▶ **ACTIVITY**
Each line below should be copied exactly as it stands.

▶ **RECORDED INFORMATION**

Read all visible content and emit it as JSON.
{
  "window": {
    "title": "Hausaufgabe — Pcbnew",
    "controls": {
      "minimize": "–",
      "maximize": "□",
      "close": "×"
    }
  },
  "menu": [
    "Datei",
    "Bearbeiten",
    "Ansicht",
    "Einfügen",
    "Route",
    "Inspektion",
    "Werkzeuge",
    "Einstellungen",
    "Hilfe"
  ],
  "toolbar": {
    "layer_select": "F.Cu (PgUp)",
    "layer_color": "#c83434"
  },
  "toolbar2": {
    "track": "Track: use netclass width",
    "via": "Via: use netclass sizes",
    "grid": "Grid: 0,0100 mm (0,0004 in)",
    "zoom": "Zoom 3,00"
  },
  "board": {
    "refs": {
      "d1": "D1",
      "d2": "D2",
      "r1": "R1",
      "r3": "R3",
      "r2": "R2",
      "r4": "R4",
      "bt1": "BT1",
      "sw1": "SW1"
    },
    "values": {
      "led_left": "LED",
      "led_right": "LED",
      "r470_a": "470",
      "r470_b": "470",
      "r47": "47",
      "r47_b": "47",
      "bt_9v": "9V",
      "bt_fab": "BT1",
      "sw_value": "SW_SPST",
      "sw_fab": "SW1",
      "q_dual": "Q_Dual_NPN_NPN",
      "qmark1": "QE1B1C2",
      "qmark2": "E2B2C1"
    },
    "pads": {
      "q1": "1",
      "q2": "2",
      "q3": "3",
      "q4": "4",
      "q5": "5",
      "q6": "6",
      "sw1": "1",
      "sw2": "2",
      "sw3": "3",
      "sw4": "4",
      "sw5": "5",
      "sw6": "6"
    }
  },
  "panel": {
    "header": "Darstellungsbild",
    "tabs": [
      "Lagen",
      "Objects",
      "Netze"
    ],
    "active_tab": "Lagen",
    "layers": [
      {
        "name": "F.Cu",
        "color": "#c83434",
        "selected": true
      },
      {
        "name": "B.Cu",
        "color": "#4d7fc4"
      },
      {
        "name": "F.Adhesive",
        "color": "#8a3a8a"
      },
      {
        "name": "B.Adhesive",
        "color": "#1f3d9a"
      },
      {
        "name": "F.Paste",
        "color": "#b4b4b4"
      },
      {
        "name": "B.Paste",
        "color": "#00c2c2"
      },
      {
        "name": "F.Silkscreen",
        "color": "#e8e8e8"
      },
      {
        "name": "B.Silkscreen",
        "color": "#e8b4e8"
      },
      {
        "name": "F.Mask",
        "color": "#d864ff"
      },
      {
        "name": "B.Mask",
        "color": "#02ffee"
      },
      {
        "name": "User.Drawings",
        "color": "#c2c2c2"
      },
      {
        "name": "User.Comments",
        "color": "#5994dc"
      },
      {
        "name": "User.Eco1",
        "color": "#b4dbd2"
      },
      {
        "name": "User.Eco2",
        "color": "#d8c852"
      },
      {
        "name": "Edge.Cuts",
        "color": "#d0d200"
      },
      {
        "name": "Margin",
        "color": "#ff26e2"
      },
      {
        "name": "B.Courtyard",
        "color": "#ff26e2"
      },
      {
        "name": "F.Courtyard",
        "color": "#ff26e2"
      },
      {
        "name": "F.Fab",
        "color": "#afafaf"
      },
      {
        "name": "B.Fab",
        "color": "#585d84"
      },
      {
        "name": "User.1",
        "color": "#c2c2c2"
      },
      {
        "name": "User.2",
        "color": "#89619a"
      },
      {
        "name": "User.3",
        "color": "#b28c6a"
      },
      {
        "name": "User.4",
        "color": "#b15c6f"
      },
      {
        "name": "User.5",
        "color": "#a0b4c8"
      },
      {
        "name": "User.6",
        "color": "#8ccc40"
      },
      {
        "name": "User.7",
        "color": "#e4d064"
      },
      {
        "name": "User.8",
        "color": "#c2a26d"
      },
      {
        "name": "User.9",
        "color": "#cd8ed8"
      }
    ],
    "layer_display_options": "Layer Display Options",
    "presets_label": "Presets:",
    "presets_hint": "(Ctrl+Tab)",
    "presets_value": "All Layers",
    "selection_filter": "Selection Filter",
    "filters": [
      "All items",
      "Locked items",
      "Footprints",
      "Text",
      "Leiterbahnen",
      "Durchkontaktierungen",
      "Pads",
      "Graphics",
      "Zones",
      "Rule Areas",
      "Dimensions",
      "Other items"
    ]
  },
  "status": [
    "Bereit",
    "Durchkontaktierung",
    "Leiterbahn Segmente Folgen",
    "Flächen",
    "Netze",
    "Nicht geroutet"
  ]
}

▶ **SOLUTION FOR THIS EXERCISE**
Read all visible content and emit it as JSON.
{
  "window": {
    "title": "Hausaufgabe — Pcbnew",
    "controls": {
      "minimize": "–",
      "maximize": "□",
      "close": "×"
    }
  },
  "menu": [
    "Datei",
    "Bearbeiten",
    "Ansicht",
    "Einfügen",
    "Route",
    "Inspektion",
    "Werkzeuge",
    "Einstellungen",
    "Hilfe"
  ],
  "toolbar": {
    "layer_select": "F.Cu (PgUp)",
    "layer_color": "#c83434"
  },
  "toolbar2": {
    "track": "Track: use netclass width",
    "via": "Via: use netclass sizes",
    "grid": "Grid: 0,0100 mm (0,0004 in)",
    "zoom": "Zoom 3,00"
  },
  "board": {
    "refs": {
      "d1": "D1",
      "d2": "D2",
      "r1": "R1",
      "r3": "R3",
      "r2": "R2",
      "r4": "R4",
      "bt1": "BT1",
      "sw1": "SW1"
    },
    "values": {
      "led_left": "LED",
      "led_right": "LED",
      "r470_a": "470",
      "r470_b": "470",
      "r47": "47",
      "r47_b": "47",
      "bt_9v": "9V",
      "bt_fab": "BT1",
      "sw_value": "SW_SPST",
      "sw_fab": "SW1",
      "q_dual": "Q_Dual_NPN_NPN",
      "qmark1": "QE1B1C2",
      "qmark2": "E2B2C1"
    },
    "pads": {
      "q1": "1",
      "q2": "2",
      "q3": "3",
      "q4": "4",
      "q5": "5",
      "q6": "6",
      "sw1": "1",
      "sw2": "2",
      "sw3": "3",
      "sw4": "4",
      "sw5": "5",
      "sw6": "6"
    }
  },
  "panel": {
    "header": "Darstellungsbild",
    "tabs": [
      "Lagen",
      "Objects",
      "Netze"
    ],
    "active_tab": "Lagen",
    "layers": [
      {
        "name": "F.Cu",
        "color": "#c83434",
        "selected": true
      },
      {
        "name": "B.Cu",
        "color": "#4d7fc4"
      },
      {
        "name": "F.Adhesive",
        "color": "#8a3a8a"
      },
      {
        "name": "B.Adhesive",
        "color": "#1f3d9a"
      },
      {
        "name": "F.Paste",
        "color": "#b4b4b4"
      },
      {
        "name": "B.Paste",
        "color": "#00c2c2"
      },
      {
        "name": "F.Silkscreen",
        "color": "#e8e8e8"
      },
      {
        "name": "B.Silkscreen",
        "color": "#e8b4e8"
      },
      {
        "name": "F.Mask",
        "color": "#d864ff"
      },
      {
        "name": "B.Mask",
        "color": "#02ffee"
      },
      {
        "name": "User.Drawings",
        "color": "#c2c2c2"
      },
      {
        "name": "User.Comments",
        "color": "#5994dc"
      },
      {
        "name": "User.Eco1",
        "color": "#b4dbd2"
      },
      {
        "name": "User.Eco2",
        "color": "#d8c852"
      },
      {
        "name": "Edge.Cuts",
        "color": "#d0d200"
      },
      {
        "name": "Margin",
        "color": "#ff26e2"
      },
      {
        "name": "B.Courtyard",
        "color": "#ff26e2"
      },
      {
        "name": "F.Courtyard",
        "color": "#ff26e2"
      },
      {
        "name": "F.Fab",
        "color": "#afafaf"
      },
      {
        "name": "B.Fab",
        "color": "#585d84"
      },
      {
        "name": "User.1",
        "color": "#c2c2c2"
      },
      {
        "name": "User.2",
        "color": "#89619a"
      },
      {
        "name": "User.3",
        "color": "#b28c6a"
      },
      {
        "name": "User.4",
        "color": "#b15c6f"
      },
      {
        "name": "User.5",
        "color": "#a0b4c8"
      },
      {
        "name": "User.6",
        "color": "#8ccc40"
      },
      {
        "name": "User.7",
        "color": "#e4d064"
      },
      {
        "name": "User.8",
        "color": "#c2a26d"
      },
      {
        "name": "User.9",
        "color": "#cd8ed8"
      }
    ],
    "layer_display_options": "Layer Display Options",
    "presets_label": "Presets:",
    "presets_hint": "(Ctrl+Tab)",
    "presets_value": "All Layers",
    "selection_filter": "Selection Filter",
    "filters": [
      "All items",
      "Locked items",
      "Footprints",
      "Text",
      "Leiterbahnen",
      "Durchkontaktierungen",
      "Pads",
      "Graphics",
      "Zones",
      "Rule Areas",
      "Dimensions",
      "Other items"
    ]
  },
  "status": [
    "Bereit",
    "Durchkontaktierung",
    "Leiterbahn Segmente Folgen",
    "Flächen",
    "Netze",
    "Nicht geroutet"
  ]
}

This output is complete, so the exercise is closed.